Work request →
Return every line of the data below that includes the string "description".

[Stored entries]
---------------

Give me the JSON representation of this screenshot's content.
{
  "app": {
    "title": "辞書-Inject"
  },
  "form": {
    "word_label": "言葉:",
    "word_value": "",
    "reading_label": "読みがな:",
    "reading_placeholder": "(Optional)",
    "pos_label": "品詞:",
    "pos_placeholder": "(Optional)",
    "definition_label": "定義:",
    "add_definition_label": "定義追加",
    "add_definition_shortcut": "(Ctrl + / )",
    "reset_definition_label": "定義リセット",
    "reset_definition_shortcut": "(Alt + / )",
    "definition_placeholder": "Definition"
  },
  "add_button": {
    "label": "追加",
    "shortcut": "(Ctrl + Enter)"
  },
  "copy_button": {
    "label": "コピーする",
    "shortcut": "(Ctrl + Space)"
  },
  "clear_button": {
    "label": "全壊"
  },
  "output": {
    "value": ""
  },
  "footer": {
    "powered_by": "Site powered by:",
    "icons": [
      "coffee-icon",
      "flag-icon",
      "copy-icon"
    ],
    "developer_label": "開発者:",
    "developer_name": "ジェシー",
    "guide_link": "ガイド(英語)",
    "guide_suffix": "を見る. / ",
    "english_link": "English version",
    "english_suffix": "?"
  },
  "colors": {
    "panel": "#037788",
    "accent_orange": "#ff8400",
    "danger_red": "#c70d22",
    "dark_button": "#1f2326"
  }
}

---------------

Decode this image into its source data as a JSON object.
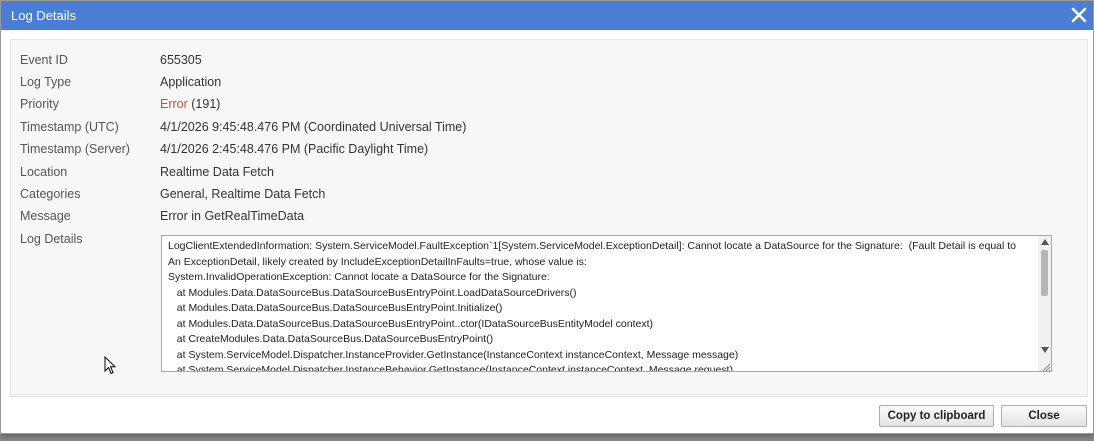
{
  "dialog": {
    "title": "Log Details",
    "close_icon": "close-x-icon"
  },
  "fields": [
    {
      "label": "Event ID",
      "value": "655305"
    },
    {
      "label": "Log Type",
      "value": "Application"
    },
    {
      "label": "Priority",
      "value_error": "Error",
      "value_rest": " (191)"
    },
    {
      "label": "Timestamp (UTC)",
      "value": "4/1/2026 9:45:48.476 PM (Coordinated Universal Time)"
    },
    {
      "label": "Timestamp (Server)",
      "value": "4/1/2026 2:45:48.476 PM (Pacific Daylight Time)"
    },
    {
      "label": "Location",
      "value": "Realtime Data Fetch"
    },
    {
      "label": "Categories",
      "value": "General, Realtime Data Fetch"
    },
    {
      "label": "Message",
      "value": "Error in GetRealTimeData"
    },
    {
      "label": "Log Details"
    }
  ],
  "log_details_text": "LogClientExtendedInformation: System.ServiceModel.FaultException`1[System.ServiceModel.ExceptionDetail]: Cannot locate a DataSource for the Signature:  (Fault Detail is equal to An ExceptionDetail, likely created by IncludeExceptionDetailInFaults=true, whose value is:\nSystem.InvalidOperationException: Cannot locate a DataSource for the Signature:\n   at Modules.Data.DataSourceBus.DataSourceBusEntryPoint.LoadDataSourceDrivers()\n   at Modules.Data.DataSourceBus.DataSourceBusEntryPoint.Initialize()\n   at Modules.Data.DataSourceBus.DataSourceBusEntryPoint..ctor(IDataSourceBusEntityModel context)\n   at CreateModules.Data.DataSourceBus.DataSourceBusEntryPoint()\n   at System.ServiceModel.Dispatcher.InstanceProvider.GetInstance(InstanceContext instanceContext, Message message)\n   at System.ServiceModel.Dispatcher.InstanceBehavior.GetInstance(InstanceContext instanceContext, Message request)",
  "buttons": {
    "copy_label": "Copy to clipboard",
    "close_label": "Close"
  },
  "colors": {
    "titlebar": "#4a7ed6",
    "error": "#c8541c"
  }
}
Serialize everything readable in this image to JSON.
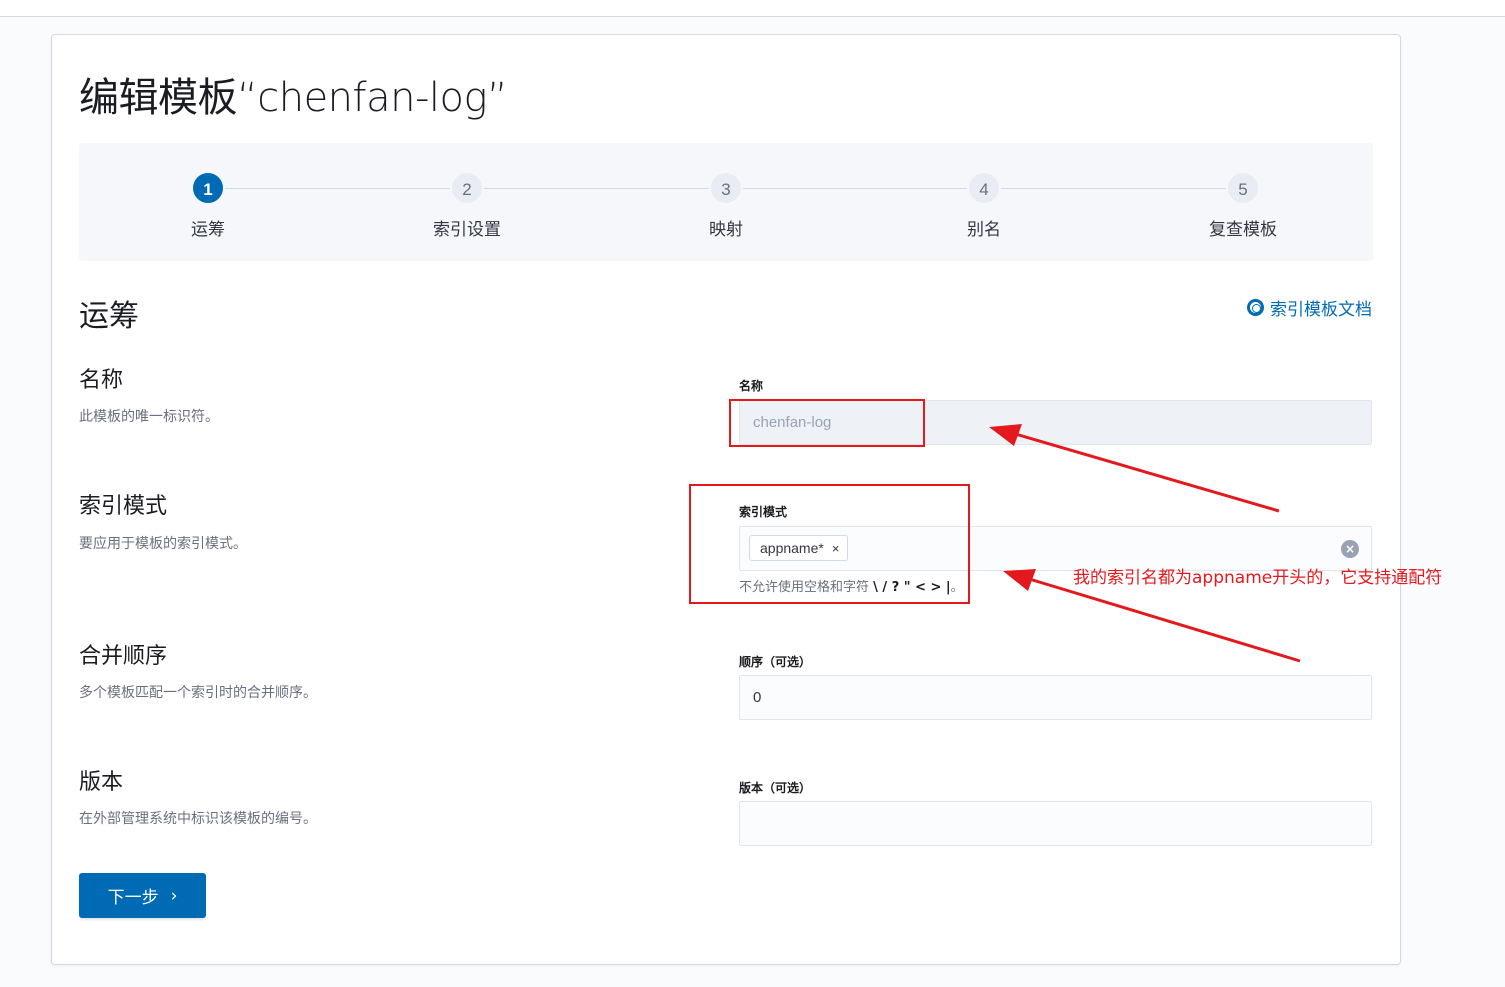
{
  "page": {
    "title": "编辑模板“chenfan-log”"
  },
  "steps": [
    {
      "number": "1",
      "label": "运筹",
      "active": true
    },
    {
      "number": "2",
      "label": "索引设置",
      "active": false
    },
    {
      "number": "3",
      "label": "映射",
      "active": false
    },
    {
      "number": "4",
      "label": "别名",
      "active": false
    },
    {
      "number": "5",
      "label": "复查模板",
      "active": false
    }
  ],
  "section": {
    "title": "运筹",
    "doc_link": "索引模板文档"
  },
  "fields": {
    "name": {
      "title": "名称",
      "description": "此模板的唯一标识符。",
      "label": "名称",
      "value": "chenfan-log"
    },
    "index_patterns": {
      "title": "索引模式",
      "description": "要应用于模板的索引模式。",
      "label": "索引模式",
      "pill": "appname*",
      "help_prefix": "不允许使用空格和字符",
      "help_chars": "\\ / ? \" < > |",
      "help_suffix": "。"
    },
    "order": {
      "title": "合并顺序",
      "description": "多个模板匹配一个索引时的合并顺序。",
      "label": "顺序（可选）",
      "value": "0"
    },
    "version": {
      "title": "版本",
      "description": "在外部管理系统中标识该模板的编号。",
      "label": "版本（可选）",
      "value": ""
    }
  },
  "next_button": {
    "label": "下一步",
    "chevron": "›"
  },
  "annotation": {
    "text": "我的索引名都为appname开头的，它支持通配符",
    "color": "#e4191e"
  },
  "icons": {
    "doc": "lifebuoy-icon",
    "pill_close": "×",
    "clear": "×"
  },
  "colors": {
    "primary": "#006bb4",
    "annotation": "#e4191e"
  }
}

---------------

Solution for this task →
      "description": "此模板的唯一标识符。",
      "description": "要应用于模板的索引模式。",
      "description": "多个模板匹配一个索引时的合并顺序。",
      "description": "在外部管理系统中标识该模板的编号。",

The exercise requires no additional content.